Two-thirds of anti-vax propaganda online was created by just 12 influencers, research finds | world news
Research has found that two thirds of the anti-vaccination propaganda posted online is created by just 12 so-called influencers.
Unlike those who describe themselves as vaccine reluctant, anti-vaccinationists tend to use aggressive methods to persuade others not to give themselves injections designed to prevent disease.
The list was compiled by the Center for Countering Digital Hate (CCDH) and found that most figures who claim to be political or medical leaders are based in America.
After social media companies were alerted to the spread of the material, some was removed, but many videos and articles are still online today.
Critics believe some exploit vulnerabilities, meaning that if they publish content under a different name or appear on a page hosted by another user, their anti-vax content will not be removed.
CCDH chief executive Imran Ahmed told Sky News that social media giants “don’t bear any of the costs of the content they host”, including dangerous material that can drive users onto their platforms.
He urged companies to do more to remove it quickly amid fears those unvaccinated remain more vulnerable to COVID-19 infection and, more importantly, hospitalization.
He said the most effective vaccine opponents are “great marketers” and attracted people by creating content about wellness or fertility and then gradually linking those issues to vaccines.
Mr Ahmed said the algorithms used by social media platforms then fed people more and more similar content until they saw it online frequently – thus normalizing opinions.
“All the platforms care about is content that people spend time on so they can advertise to them at the same time…they’re reluctant to take credible action,” he said.

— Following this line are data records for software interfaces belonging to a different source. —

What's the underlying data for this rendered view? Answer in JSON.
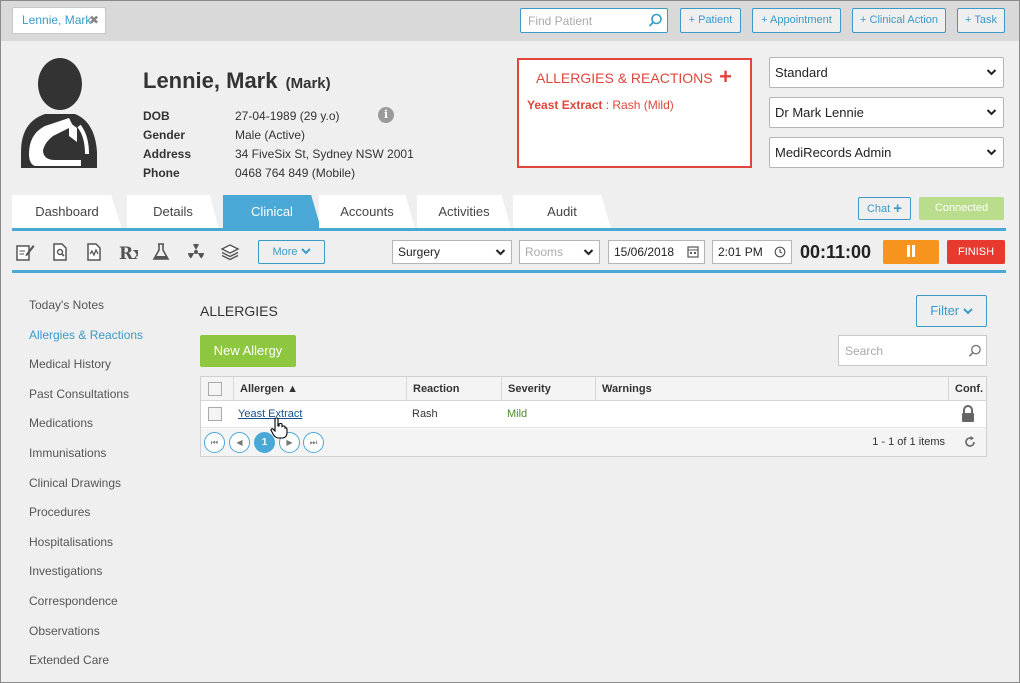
{
  "topbar": {
    "patient_tab": "Lennie, Mark",
    "find_placeholder": "Find Patient",
    "buttons": [
      "+ Patient",
      "+ Appointment",
      "+ Clinical Action",
      "+ Task"
    ]
  },
  "patient": {
    "name": "Lennie, Mark",
    "nickname": "(Mark)",
    "fields": [
      {
        "label": "DOB",
        "value": "27-04-1989 (29 y.o)"
      },
      {
        "label": "Gender",
        "value": "Male (Active)"
      },
      {
        "label": "Address",
        "value": "34 FiveSix St, Sydney NSW 2001"
      },
      {
        "label": "Phone",
        "value": "0468 764 849 (Mobile)"
      }
    ]
  },
  "allergy_panel": {
    "title": "ALLERGIES & REACTIONS",
    "add": "+",
    "entry_name": "Yeast Extract",
    "entry_detail": " : Rash (Mild)"
  },
  "selectors": [
    "Standard",
    "Dr Mark Lennie",
    "MediRecords Admin"
  ],
  "tabs": [
    {
      "label": "Dashboard"
    },
    {
      "label": "Details"
    },
    {
      "label": "Clinical"
    },
    {
      "label": "Accounts"
    },
    {
      "label": "Activities"
    },
    {
      "label": "Audit"
    }
  ],
  "chat": {
    "label": "Chat",
    "plus": "+"
  },
  "connection": "Connected",
  "toolbar": {
    "more": "More",
    "location": "Surgery",
    "rooms": "Rooms",
    "date": "15/06/2018",
    "time": "2:01 PM",
    "timer": "00:11:00",
    "finish": "FINISH"
  },
  "sidebar": [
    "Today's Notes",
    "Allergies & Reactions",
    "Medical History",
    "Past Consultations",
    "Medications",
    "Immunisations",
    "Clinical Drawings",
    "Procedures",
    "Hospitalisations",
    "Investigations",
    "Correspondence",
    "Observations",
    "Extended Care"
  ],
  "allergies": {
    "title": "ALLERGIES",
    "filter": "Filter",
    "new_button": "New Allergy",
    "search_placeholder": "Search",
    "columns": [
      "Allergen ▲",
      "Reaction",
      "Severity",
      "Warnings",
      "Conf."
    ],
    "rows": [
      {
        "allergen": "Yeast Extract",
        "reaction": "Rash",
        "severity": "Mild",
        "warnings": ""
      }
    ],
    "page": "1",
    "items_text": "1 - 1 of 1 items"
  },
  "colors": {
    "accent": "#4aa8d6",
    "alert": "#e0463c",
    "success": "#8dc63f",
    "pause": "#f7941d",
    "finish": "#e8392f"
  }
}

Ed Stubbs, a teacher who has developed a teaching pack to counter vaccine hesitancy in schools, said that because young people spend so much time online, they could easily find themselves watching a lot of anti-vaccination content.
He warned that fear of the COVID-19 vaccination program had led to fears of other vaccines being given to young people as a matter of course in schools and a growing general reluctance to get vaccinated against anything.
“Young people obviously look at social media, they see quite a lot of jokes on Instagram and Tik Tok, things like ‘I got my vaccine and then this happened to me,'” he said.
“They’re jokes and students would even tell me and laugh as they say it, but it still has an effect on them and instead of vaccines being something quite boring, boring and necessary, it’s something that’s controversial, weird.” and easy is alarming.”
Mr Stubbs added that labeling people who are unvaccinated as anti-vaccination can be dangerous, particularly in schools, as it drives discussion underground and gives teachers less opportunity to open up conversations that could encourage uptake .
But he also warned that teachers must be willing to explain in no uncertain terms the benefits of vaccination and not sit on the fence about being in a position of trust.
Chris Philp, a minister in the Department for Digital, Culture, Media and Sport, said the government will issue fines and other measures to force social media companies to remove content deemed harmful, but acknowledged that monitoring the Internet is not an easy task.
“The internet is a big space and there’s definitely more work to be done, and we’re committed to making sure we take the necessary action with social media companies,” he said.
“There is always more to do. And indeed, in the coming months, we will be introducing an Online Safety Act to go even further and impose legal obligations on social media companies to ensure that they act in this space.”